# Task prompt:
Print every entry below exactly, leaving out the pictures.

[Dataset rows describing interfaces]
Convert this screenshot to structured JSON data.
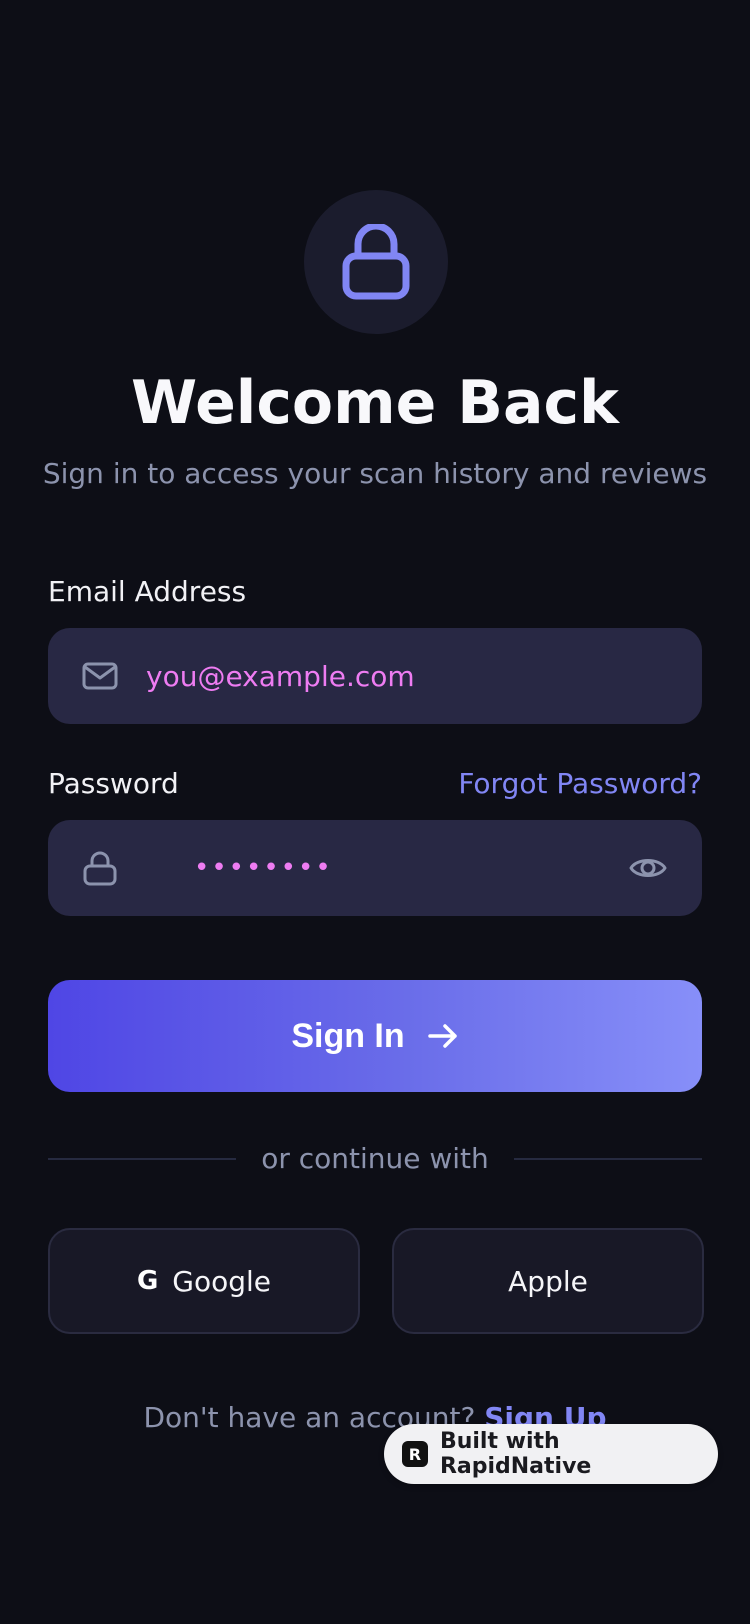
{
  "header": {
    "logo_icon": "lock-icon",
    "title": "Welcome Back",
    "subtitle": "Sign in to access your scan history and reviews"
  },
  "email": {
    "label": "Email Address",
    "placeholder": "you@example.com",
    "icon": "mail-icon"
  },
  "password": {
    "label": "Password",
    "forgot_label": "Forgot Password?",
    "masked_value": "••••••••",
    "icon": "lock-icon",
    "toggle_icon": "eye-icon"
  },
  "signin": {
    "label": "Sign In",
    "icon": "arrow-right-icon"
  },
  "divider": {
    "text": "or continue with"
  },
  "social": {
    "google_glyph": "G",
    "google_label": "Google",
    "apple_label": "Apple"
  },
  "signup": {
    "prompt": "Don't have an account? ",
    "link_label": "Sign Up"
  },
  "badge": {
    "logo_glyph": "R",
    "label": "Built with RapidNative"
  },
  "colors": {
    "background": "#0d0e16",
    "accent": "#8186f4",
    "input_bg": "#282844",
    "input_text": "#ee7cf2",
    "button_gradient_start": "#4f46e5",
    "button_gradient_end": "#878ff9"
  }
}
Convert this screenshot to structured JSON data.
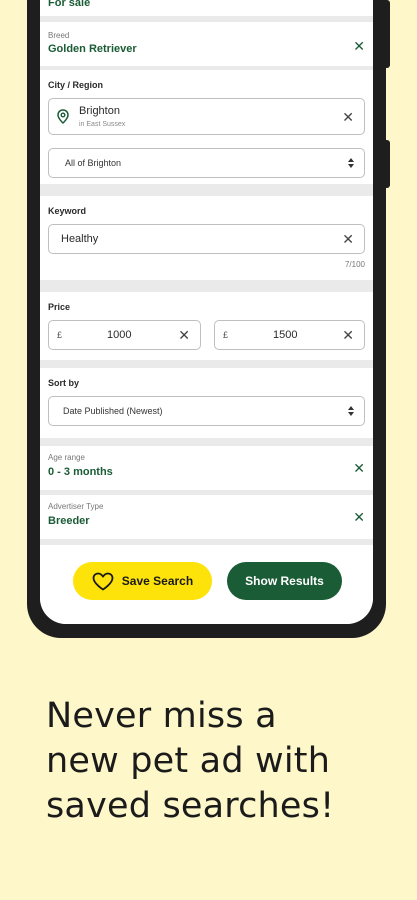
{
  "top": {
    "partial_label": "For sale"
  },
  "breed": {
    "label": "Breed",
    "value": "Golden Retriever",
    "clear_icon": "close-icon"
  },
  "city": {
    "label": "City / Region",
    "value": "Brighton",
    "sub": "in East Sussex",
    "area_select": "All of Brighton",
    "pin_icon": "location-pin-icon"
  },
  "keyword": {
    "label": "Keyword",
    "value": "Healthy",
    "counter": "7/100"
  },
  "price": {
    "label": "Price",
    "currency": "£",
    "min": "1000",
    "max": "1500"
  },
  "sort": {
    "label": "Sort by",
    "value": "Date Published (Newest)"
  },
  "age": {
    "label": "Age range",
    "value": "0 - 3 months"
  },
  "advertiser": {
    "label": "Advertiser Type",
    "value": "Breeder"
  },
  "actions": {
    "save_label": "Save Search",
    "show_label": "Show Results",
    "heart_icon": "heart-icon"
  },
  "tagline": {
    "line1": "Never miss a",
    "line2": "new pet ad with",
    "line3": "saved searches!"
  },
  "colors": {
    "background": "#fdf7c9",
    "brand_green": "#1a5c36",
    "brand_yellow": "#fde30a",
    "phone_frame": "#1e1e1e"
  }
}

# Answer for the task:
Convert this screenshot to structured JSON data.
{
  "header": {
    "logo_icon": "lock-icon",
    "title": "Welcome Back",
    "subtitle": "Sign in to access your scan history and reviews"
  },
  "email": {
    "label": "Email Address",
    "placeholder": "you@example.com",
    "icon": "mail-icon"
  },
  "password": {
    "label": "Password",
    "forgot_label": "Forgot Password?",
    "masked_value": "••••••••",
    "icon": "lock-icon",
    "toggle_icon": "eye-icon"
  },
  "signin": {
    "label": "Sign In",
    "icon": "arrow-right-icon"
  },
  "divider": {
    "text": "or continue with"
  },
  "social": {
    "google_glyph": "G",
    "google_label": "Google",
    "apple_label": "Apple"
  },
  "signup": {
    "prompt": "Don't have an account? ",
    "link_label": "Sign Up"
  },
  "badge": {
    "logo_glyph": "R",
    "label": "Built with RapidNative"
  },
  "colors": {
    "background": "#0d0e16",
    "accent": "#8186f4",
    "input_bg": "#282844",
    "input_text": "#ee7cf2",
    "button_gradient_start": "#4f46e5",
    "button_gradient_end": "#878ff9"
  }
}
Convert this screenshot to structured JSON data.
{
  "top": {
    "partial_label": "For sale"
  },
  "breed": {
    "label": "Breed",
    "value": "Golden Retriever",
    "clear_icon": "close-icon"
  },
  "city": {
    "label": "City / Region",
    "value": "Brighton",
    "sub": "in East Sussex",
    "area_select": "All of Brighton",
    "pin_icon": "location-pin-icon"
  },
  "keyword": {
    "label": "Keyword",
    "value": "Healthy",
    "counter": "7/100"
  },
  "price": {
    "label": "Price",
    "currency": "£",
    "min": "1000",
    "max": "1500"
  },
  "sort": {
    "label": "Sort by",
    "value": "Date Published (Newest)"
  },
  "age": {
    "label": "Age range",
    "value": "0 - 3 months"
  },
  "advertiser": {
    "label": "Advertiser Type",
    "value": "Breeder"
  },
  "actions": {
    "save_label": "Save Search",
    "show_label": "Show Results",
    "heart_icon": "heart-icon"
  },
  "tagline": {
    "line1": "Never miss a",
    "line2": "new pet ad with",
    "line3": "saved searches!"
  },
  "colors": {
    "background": "#fdf7c9",
    "brand_green": "#1a5c36",
    "brand_yellow": "#fde30a",
    "phone_frame": "#1e1e1e"
  }
}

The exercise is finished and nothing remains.